In new optical research published in Optica on Friday, October 17th, scientists have demonstrated a new class of mirror that captures electromagnetic radiation for the first time. This new optical technology could lead to a variety of advances in chemical sensors, solar cells, lasers and other optoelectronic devices.
The new magnetic mirror does not have the familiar shiny metallic surface of regular mirrors, and instead reflects infrared light by using a magnetic property of a non-metallic metamaterial.
The researchers placed nanoscale antennas at or very near the surface of these so-called “magnetic mirrors” to capture electromagnetic radiation in ways that have great potential for the development of new types of chemical sensors, solar cells and related devices.
Statements from researchers
“We have achieved a new milestone in magnetic mirror technology by experimentally demonstrating this remarkable behavior of light at infrared wavelengths. Our breakthrough comes from using a specially engineered, non-metallic surface studded with nanoscale resonators,” explained Michael Sinclair, co-author of the Optica paper and a scientist at Sandia National Laboratories who co-led a research team with fellow Sandia scientist Igal Brener.
“The size and shape of the resonators are critical, as are their magnetic and electrical properties, all of which allow them to interact uniquely with light, scattering it across a specific range of wavelengths to produce a magnetic mirror effect,” Sinclair noted.
“Our results clearly indicated that there was no phase reversal of the light,” commented Sheng Liu, Sandia postdoctoral associate and lead author on the Optica paper. “This was the ultimate demonstration that this patterned surface behaves like an optical magnetic mirror.”
More about magnetic mirrors
The cube-shaped resonators used in the new magnetic mirrors use tellurium. The resonators are even smaller than the width of a human hair and thinner than the waves of infrared light.
The Sandia researchers plan to investigate how other materials can also display magnetic mirror behavior at even shorter wavelengths.
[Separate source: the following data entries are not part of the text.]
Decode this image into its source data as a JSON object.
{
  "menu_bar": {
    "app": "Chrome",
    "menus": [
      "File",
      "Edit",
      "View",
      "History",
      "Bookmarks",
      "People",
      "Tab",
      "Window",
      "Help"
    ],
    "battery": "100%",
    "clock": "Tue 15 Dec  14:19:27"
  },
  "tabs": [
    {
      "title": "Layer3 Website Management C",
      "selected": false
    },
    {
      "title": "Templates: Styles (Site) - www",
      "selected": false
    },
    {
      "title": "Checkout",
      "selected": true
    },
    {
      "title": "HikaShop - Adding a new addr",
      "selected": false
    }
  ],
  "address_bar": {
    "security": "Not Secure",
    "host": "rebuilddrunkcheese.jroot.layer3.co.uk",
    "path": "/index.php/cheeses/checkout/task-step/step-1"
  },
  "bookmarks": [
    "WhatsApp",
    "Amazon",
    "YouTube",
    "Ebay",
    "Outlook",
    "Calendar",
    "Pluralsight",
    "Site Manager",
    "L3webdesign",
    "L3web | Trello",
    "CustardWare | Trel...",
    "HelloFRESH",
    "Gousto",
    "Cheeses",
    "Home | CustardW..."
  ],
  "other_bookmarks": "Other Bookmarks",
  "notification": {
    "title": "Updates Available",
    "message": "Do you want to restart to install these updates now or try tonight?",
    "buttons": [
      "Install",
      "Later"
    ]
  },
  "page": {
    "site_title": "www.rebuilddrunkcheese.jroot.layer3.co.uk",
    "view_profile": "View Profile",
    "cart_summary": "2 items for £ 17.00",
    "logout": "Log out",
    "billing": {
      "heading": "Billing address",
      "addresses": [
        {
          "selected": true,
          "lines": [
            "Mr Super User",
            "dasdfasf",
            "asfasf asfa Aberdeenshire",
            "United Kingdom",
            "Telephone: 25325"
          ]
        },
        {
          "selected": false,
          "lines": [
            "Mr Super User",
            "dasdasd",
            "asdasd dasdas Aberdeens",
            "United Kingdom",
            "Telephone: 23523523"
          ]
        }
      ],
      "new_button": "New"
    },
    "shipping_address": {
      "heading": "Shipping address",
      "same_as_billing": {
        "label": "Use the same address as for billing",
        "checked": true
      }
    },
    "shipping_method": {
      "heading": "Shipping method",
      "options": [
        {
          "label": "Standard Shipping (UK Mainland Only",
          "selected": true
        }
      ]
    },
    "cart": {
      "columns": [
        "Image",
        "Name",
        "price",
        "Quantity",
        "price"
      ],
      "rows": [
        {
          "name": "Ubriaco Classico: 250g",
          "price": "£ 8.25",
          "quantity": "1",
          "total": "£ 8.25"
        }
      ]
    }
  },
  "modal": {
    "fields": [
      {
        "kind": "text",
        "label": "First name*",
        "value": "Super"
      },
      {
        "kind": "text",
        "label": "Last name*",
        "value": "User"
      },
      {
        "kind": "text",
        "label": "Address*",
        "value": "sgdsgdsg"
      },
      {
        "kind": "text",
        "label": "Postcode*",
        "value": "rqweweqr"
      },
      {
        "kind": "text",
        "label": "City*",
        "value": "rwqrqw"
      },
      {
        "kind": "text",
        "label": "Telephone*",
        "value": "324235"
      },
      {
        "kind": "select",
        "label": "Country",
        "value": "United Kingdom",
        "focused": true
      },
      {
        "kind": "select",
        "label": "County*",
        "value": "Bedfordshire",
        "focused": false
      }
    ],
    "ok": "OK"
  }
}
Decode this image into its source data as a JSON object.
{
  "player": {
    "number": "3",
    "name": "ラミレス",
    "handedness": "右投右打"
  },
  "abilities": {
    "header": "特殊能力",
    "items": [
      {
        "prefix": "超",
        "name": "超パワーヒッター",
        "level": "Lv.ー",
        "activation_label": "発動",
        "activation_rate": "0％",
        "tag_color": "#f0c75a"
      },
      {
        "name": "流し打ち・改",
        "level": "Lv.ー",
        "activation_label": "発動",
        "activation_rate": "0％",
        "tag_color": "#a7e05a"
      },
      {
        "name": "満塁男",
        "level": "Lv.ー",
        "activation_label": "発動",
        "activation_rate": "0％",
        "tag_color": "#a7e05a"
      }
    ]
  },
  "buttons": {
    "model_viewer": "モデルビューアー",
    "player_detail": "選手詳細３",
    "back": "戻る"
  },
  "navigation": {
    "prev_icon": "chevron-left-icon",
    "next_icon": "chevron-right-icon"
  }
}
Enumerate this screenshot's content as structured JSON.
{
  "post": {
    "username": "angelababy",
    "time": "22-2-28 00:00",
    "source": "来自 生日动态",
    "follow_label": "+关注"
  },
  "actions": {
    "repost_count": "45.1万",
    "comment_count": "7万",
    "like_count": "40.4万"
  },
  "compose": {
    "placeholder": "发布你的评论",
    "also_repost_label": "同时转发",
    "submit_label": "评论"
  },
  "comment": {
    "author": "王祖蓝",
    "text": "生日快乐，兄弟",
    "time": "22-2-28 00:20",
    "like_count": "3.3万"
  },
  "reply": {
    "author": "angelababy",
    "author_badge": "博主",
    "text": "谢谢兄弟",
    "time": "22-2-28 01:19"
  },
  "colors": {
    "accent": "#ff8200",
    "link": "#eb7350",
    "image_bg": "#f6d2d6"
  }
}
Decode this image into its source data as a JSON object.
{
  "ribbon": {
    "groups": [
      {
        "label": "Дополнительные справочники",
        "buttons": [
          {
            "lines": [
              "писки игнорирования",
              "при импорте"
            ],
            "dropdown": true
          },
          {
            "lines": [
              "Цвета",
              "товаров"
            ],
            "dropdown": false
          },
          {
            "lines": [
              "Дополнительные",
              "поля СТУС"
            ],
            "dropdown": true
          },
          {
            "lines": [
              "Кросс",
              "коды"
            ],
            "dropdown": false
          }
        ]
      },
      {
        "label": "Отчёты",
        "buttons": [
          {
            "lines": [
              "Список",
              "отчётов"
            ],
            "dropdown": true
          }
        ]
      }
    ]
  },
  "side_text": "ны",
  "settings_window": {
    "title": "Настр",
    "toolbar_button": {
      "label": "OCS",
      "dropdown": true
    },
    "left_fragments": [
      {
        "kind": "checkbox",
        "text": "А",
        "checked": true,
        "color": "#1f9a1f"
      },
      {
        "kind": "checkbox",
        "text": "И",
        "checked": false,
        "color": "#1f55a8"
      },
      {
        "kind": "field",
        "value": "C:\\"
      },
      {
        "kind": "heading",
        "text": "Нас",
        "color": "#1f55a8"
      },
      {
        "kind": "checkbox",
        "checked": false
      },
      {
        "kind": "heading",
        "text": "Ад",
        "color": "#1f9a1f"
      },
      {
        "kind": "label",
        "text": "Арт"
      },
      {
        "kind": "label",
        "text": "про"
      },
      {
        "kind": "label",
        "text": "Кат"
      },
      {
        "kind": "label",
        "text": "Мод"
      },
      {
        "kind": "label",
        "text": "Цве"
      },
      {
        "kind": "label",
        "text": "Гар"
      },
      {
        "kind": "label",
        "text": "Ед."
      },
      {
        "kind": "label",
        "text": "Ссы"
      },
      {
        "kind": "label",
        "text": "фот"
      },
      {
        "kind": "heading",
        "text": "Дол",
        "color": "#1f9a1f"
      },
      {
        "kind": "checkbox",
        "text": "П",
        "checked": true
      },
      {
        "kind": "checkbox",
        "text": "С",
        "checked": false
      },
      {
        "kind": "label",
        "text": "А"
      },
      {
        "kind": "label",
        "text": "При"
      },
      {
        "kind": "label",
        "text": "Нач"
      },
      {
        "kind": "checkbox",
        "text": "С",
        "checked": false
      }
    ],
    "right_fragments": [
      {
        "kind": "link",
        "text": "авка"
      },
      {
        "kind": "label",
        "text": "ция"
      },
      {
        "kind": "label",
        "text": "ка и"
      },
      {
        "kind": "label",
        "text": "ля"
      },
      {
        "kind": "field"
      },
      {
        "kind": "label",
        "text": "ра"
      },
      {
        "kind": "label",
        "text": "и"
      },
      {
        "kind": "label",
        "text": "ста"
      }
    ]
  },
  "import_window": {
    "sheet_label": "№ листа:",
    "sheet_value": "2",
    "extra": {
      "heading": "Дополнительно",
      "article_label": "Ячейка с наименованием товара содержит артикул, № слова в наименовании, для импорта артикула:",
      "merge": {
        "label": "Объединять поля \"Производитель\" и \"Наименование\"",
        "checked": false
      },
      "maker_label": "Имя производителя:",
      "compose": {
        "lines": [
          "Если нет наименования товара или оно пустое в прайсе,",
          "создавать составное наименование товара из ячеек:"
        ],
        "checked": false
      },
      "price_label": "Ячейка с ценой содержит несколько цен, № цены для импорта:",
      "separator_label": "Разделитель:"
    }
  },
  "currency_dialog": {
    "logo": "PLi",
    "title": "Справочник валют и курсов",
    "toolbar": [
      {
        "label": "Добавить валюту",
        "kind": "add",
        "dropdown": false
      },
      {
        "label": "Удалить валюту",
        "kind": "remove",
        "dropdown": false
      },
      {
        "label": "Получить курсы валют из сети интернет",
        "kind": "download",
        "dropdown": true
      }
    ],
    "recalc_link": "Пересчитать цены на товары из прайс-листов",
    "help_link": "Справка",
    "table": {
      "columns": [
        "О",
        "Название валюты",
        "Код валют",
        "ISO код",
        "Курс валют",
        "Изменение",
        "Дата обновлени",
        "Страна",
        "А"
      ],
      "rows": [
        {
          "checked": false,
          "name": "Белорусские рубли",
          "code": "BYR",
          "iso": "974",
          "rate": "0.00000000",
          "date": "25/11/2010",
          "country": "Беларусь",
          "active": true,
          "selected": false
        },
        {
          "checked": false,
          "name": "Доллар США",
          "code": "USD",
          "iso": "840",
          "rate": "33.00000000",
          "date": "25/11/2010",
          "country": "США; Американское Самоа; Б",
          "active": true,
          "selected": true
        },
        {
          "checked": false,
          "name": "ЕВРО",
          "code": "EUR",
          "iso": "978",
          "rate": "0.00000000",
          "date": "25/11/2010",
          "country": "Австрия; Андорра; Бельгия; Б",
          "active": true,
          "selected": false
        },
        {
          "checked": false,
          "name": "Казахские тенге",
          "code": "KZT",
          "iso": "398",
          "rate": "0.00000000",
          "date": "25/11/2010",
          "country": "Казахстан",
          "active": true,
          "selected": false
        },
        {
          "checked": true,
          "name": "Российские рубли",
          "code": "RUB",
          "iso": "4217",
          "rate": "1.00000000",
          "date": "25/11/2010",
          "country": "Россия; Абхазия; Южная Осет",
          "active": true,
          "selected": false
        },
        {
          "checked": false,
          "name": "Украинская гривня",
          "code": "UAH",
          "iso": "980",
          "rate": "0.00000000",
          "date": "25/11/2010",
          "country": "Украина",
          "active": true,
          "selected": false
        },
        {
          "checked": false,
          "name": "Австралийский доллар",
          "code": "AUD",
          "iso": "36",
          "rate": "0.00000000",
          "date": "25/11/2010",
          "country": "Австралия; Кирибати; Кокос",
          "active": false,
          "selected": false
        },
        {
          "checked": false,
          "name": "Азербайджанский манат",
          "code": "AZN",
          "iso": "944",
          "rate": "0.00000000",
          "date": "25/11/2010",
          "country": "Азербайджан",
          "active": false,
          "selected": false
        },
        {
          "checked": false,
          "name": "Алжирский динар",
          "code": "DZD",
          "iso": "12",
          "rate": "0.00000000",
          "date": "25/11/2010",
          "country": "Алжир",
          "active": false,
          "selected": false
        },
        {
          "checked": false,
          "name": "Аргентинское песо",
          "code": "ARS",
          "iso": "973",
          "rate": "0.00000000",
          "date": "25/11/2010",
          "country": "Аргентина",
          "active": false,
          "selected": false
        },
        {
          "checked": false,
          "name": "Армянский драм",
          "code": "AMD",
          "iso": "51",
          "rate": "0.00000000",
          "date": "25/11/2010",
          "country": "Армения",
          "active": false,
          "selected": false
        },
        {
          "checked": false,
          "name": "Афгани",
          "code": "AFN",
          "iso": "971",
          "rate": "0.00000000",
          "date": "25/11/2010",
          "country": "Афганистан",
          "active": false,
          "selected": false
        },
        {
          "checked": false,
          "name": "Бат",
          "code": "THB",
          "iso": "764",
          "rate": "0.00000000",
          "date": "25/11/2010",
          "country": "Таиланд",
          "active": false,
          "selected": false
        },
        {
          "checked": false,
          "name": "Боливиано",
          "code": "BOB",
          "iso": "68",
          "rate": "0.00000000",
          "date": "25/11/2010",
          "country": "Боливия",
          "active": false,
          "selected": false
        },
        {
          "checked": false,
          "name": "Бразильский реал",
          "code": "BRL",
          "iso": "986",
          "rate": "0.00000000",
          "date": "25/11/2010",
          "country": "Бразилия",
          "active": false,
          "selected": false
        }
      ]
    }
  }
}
“If efficient magnetic mirrors could be scaled to even shorter wavelengths, then they could enable smaller photodetectors, solarcells, and possibly lasers,” Liu pointed out in concluding.